Earlier this month, high school students, Sarah and Tom Arnold of Nobleboro, Maine joined our work force at the lobster pound. Along with intern Tim Dwyer, they have been helping Sara and Diane construct lobster caves, catch food for the lobsters, and record data on the condition of individually tagged lobsters.

Outreach and Education
On July 10, Sara gave a short presentation to Vinalhaven lobstermen and other residents at a roundtable hosted by the Maine Sea Coast Mission and the Island Institute. Sara presented results of the Penobscot Bay Lobster Collaborative along with colleagues Bob Steneck of the University of Maine, and Lew Incze and Rick Wahle of Bigelow Laboratory.

Diane and Sara made a joint presentation at the Martin Point Community House in Friendship, Maine on Wednesday July 19. Approximately 50 audience members attended the event. Diane made an introduction focusing on the importance of the fishery to the local community, then Sara talked about our volunteer monitoring program. Next, Diane presented information about lobster mating systems and related our plans and progress for the Lobster Science Center. The Fishermen's Heritage Lobster Co-op kindly donated a male and female lobster for demonstration purposes.

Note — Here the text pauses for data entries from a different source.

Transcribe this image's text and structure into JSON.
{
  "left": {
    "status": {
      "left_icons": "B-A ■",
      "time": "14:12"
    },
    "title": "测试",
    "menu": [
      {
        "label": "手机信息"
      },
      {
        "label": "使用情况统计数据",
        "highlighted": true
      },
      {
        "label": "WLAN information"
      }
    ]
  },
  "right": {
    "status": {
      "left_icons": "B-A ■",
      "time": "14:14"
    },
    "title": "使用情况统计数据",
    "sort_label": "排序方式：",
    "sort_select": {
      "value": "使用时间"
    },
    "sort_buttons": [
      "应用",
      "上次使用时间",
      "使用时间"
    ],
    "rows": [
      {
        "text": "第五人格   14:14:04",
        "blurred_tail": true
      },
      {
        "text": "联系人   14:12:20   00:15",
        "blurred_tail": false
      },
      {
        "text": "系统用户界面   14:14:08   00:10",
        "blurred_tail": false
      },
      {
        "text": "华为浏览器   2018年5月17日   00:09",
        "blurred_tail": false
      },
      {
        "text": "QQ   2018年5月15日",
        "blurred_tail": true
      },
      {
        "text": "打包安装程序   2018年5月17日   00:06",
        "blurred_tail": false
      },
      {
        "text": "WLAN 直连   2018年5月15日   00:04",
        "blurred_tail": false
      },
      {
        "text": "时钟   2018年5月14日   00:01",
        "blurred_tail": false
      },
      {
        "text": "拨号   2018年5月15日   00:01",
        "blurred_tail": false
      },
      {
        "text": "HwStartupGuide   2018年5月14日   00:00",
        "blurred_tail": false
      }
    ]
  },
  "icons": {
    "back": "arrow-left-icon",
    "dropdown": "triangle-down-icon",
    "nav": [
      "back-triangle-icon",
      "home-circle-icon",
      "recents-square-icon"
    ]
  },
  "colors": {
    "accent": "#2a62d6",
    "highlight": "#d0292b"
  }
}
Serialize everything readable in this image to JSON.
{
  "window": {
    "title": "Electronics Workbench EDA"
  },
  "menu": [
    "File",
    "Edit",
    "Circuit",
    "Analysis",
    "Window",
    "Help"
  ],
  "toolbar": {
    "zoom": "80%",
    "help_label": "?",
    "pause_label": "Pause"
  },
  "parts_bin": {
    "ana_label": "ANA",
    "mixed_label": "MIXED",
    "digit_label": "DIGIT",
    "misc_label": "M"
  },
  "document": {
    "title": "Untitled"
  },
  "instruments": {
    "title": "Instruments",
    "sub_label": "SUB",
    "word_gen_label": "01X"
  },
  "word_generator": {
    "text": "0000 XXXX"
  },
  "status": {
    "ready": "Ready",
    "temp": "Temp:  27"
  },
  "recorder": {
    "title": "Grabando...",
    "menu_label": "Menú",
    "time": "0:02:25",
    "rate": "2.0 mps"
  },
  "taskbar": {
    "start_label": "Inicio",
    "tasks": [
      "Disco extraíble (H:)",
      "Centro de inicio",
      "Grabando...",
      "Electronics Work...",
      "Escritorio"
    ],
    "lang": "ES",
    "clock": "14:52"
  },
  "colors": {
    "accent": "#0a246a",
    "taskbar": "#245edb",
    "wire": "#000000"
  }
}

The Lobster Conservancy continues to provide information to people around the world on lobster biology and our organization through our web site, www.lobsters.org. Many thanks to Al Stewart for keeping the site up-to-date, and to board member Kari Lavalli for maintaining and hosting the biology page.

Upcoming Events
On Saturday, July 29, TLC will be participating in Friendship Day by hosting a touch tank and information table outside 15 Main Street from 8:00-11:00 am. We'll share stories about lobsters and other marine life. Friendship Day is a wonderful community gathering to benefit the Friendship Ambulance Service, with activities scheduled from dawn 'till dusk, including the first annual Lobster Boat Races at 3:30 pm. TLC will be selling its ever-popular hats, and donating a portion of the day's sales to the Friendship Ambulance Service.

End Notes
Do you need a generator, or know someone who does? The Lobster Conservancy has a 35-kilowatt generator for sale, for $3,000. We are also selling an aeration system with 3 large pumps for $3,000 that can be used to aerate lobster pounds or aquaculture facilities. Please call or e-mail for details.

Looking for a new project? We are seeking volunteers to help winterize the Lobster Science Center on Friendship Long Island, by insulating the basement. Come one, come all!!

And finally, one book-keeping note. The Lobster Conservancy has moved from Main Street in Friendship, so please be sure to send mail to our post office box (P.O. Box 235, Friendship, ME 04547). Diane continues to live and work at the Lobster Science Center, while Sara is working from her home office until we locate new headquarters on the mainland. Thanks go to Patricia Seward, Tim Dwyer and Teddy Coates for help with the move.

Yours in TLC and Friendship,

Sara Ellis, Executive Director and Diane Cowan, Senior Scientist

TLC News